We have auditors in our office this week. At my mere mention of “We have auditors . . .” people respond with sympathy, ask how they can help, recommend I go out for a latte.
The auditors themselves are not a problem. They are nice people doing important work. Their work—to determine if the conference financial statements “present fairly, in all material respects, the consolidated financial position of the Minnesota Annual Conference”—is vital for our maintaining trust and accountability for donors, lenders, and others that have financial dealings with the conference.
The problem with the annual audit is that it has become increasingly complex and cumbersome. Some of the newer requirements can be traced back to recent accounting scandals. (Remember Enron? WorldCom? Tyco? Adelphia?) Sarbanes-Oxley regulations, Financial Accounting Standards Board new pronouncements, and new audit guidelines require new time-consuming procedures.
For example, we are preparing responses to a 60 (yes, sixty) page questionnaire about disclosures, the information that goes in the footnotes to the financial statements. We also have many documented processes that we review every year and provide to the auditors. (The entire audit report, including the footnotes, is published in each year’s Official Journal and Yearbook.)
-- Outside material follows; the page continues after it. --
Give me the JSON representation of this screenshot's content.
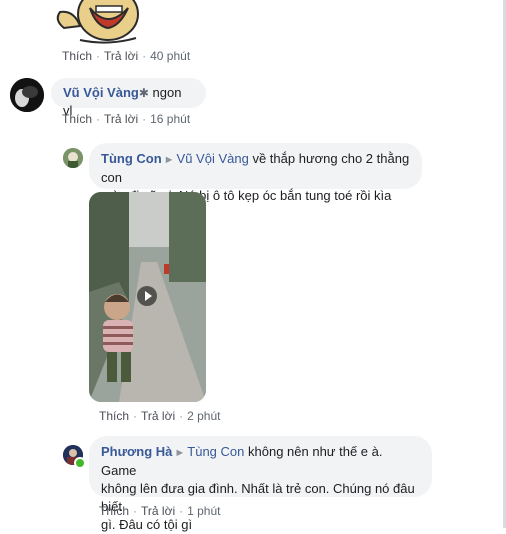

Another level of complexity arises from the accounting method that the conference uses as a nonprofit organization. We are required to use fund accounting, which means that we have separate departments for separate functions, based on purpose or donor restrictions. That results in many balance sheets and many income statements in our general ledger that are combined to provide the final audited financial statements.
The demands of the audit illustrate the rather complex financial picture of the annual conference—and how important it is that our complex system be reviewed carefully.
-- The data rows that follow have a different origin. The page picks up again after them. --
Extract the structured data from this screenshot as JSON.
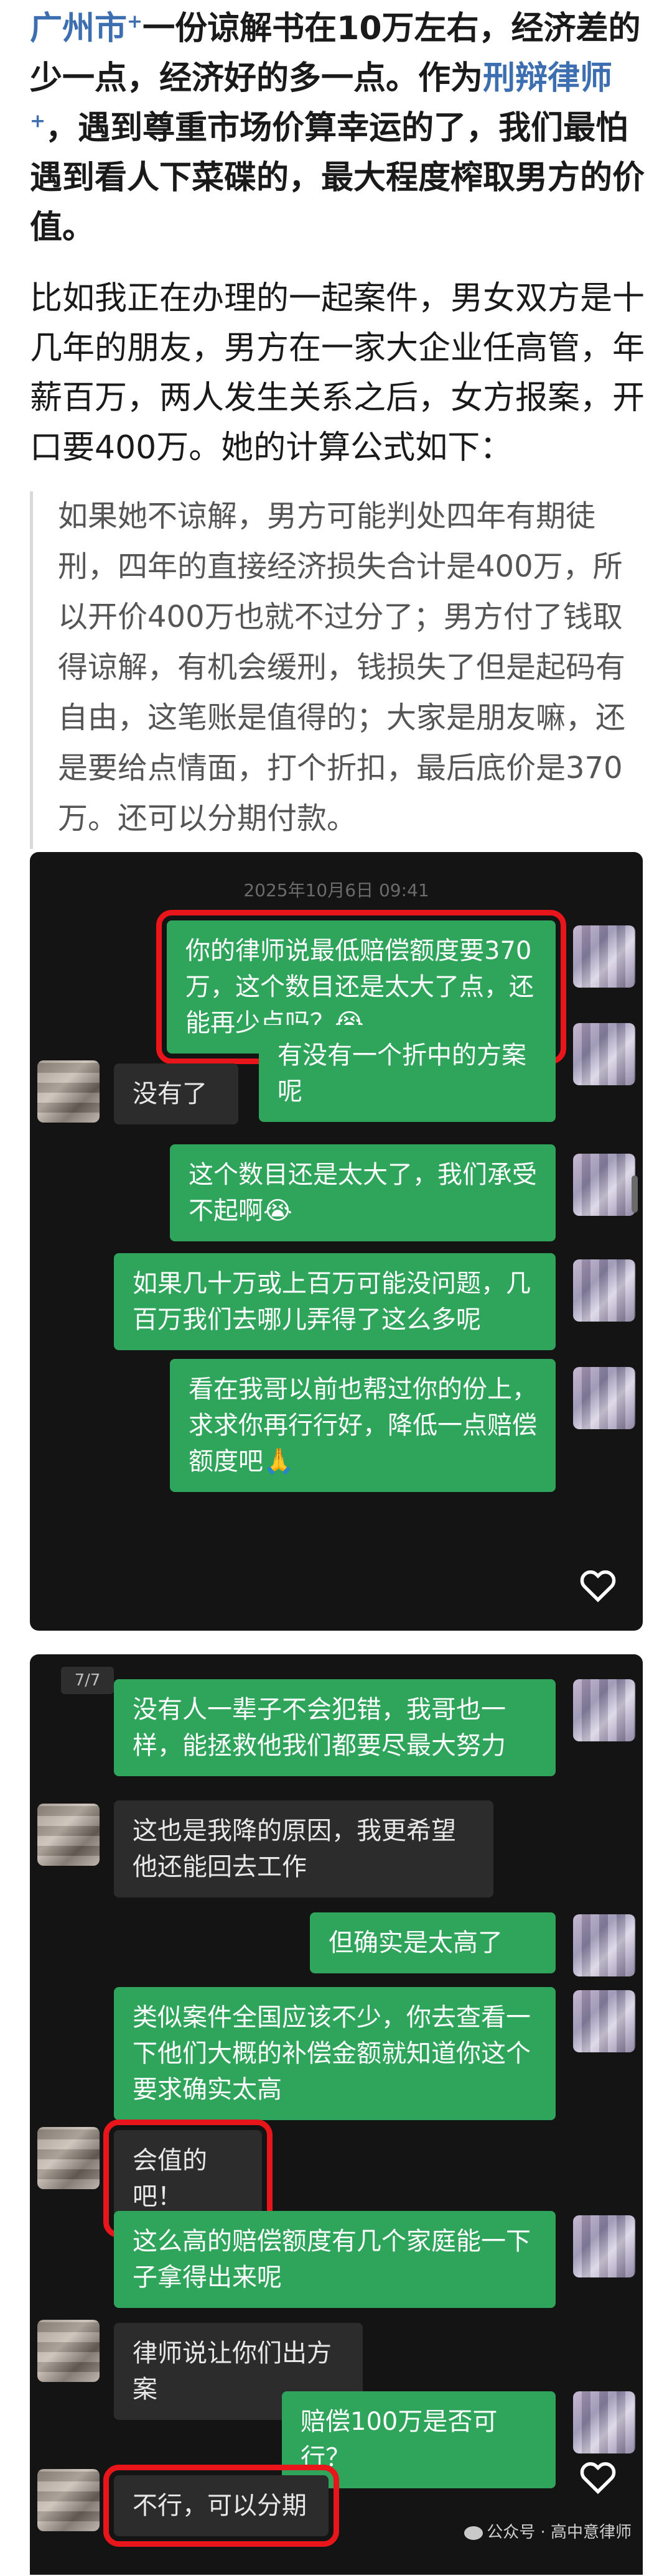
{
  "article": {
    "para1": {
      "city_link": "广州市",
      "part_a": "一份谅解书在10万左右，经济差的少一点，经济好的多一点。作为",
      "lawyer_link": "刑辩律师",
      "part_b": "，遇到尊重市场价算幸运的了，我们最怕遇到看人下菜碟的，最大程度榨取男方的价值。"
    },
    "para2": "比如我正在办理的一起案件，男女双方是十几年的朋友，男方在一家大企业任高管，年薪百万，两人发生关系之后，女方报案，开口要400万。她的计算公式如下：",
    "quote": "如果她不谅解，男方可能判处四年有期徒刑，四年的直接经济损失合计是400万，所以开价400万也就不过分了；男方付了钱取得谅解，有机会缓刑，钱损失了但是起码有自由，这笔账是值得的；大家是朋友嘛，还是要给点情面，打个折扣，最后底价是370万。还可以分期付款。"
  },
  "screenshot1": {
    "timestamp": "2025年10月6日 09:41",
    "messages": [
      {
        "side": "out",
        "text": "你的律师说最低赔偿额度要370万，这个数目还是太大了点，还能再少点吗？😭",
        "highlight": true
      },
      {
        "side": "out",
        "text": "有没有一个折中的方案呢"
      },
      {
        "side": "in",
        "text": "没有了"
      },
      {
        "side": "out",
        "text": "这个数目还是太大了，我们承受不起啊😭"
      },
      {
        "side": "out",
        "text": "如果几十万或上百万可能没问题，几百万我们去哪儿弄得了这么多呢"
      },
      {
        "side": "out",
        "text": "看在我哥以前也帮过你的份上，求求你再行行好，降低一点赔偿额度吧🙏"
      }
    ]
  },
  "screenshot2": {
    "page_badge": "7/7",
    "messages": [
      {
        "side": "out",
        "text": "没有人一辈子不会犯错，我哥也一样，能拯救他我们都要尽最大努力"
      },
      {
        "side": "in",
        "text": "这也是我降的原因，我更希望他还能回去工作"
      },
      {
        "side": "out",
        "text": "但确实是太高了"
      },
      {
        "side": "out",
        "text": "类似案件全国应该不少，你去查看一下他们大概的补偿金额就知道你这个要求确实太高"
      },
      {
        "side": "in",
        "text": "会值的吧！",
        "highlight": true
      },
      {
        "side": "out",
        "text": "这么高的赔偿额度有几个家庭能一下子拿得出来呢"
      },
      {
        "side": "in",
        "text": "律师说让你们出方案"
      },
      {
        "side": "out",
        "text": "赔偿100万是否可行？"
      },
      {
        "side": "in",
        "text": "不行，可以分期",
        "highlight": true
      }
    ],
    "watermark": "公众号 · 高中意律师"
  },
  "icons": {
    "like": "heart-icon",
    "sup": "link-marker-icon",
    "wechat": "wechat-icon"
  },
  "colors": {
    "link": "#3d6fb0",
    "bubble_out": "#2fa45b",
    "bubble_in": "#2c2c2c",
    "highlight": "#e8151a",
    "chat_bg": "#141414"
  }
}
You may rightly perceive that the apportioned budget—approved by annual conference session members and supported by the members’ churches—is complex. Yet that represents only a part of the entire annual conference financial picture.
In fact, the sum of the other parts of the annual conference‘s finances exceeds the apportioned budget. For example, the MAC Plan, the conference’s health insurance plan, had almost $5 million in claims and premiums in 2009. (The 2009 total apportioned budget was $6.5 million.) We also have invested funds at the United Methodist General Board of Pension and Health Benefits (almost $20 million at the end of 2009).
We receive many gifts each year that are restricted for mission and ministry, such as for United Methodist Committee on Relief, the Minnesota/Russia Church Partnership, General and Minnesota Conference Advances, and Special Sundays. Other significant ministries for which we process gifts and provide accounting include Volunteers in Mission, Minnesota disaster relief, OC Ministries, ministerial education, camperships, Urban Servants, youth events, voluntary group workers’ compensation policy, gift annuities, charitable remainder trusts, camping registrations, and more. (You can see more information about some of these in the preconference materials.)
I sometimes say that the annual conference is like the elephant in the poem “The Blind Men and the Elephant” that I loved when I was a child. Different people touch specific parts of the work of the annual conference and only know the part they touch. Those of us who work in the finance area may have the best overall view of the conference. We are privileged to touch the full extent of the mission and ministry that is accomplished.
An audit opinion that the financial statements “present fairly” means that churches and individual donors can rely on the conference’s financial statements as an accurate picture of the conference’s current financial condition. The audit serves as a tool for management but also as an assurance to donors and others about the accuracy of the financial statements.
Minnesota United Methodists are providing varied and important ministry in Christ’s name here and around the world. Our finances reflect that. The audit of our financial processes—as demanding as it is—is part of making sure those ministries grow and continue to enjoy the trust of their supporters.
Barbara Carroll (firstname.lastname@example.org) is director of finance and administration for the Minnesota Annual Conference.
Minnesota Annual Conference of the United Methodist Church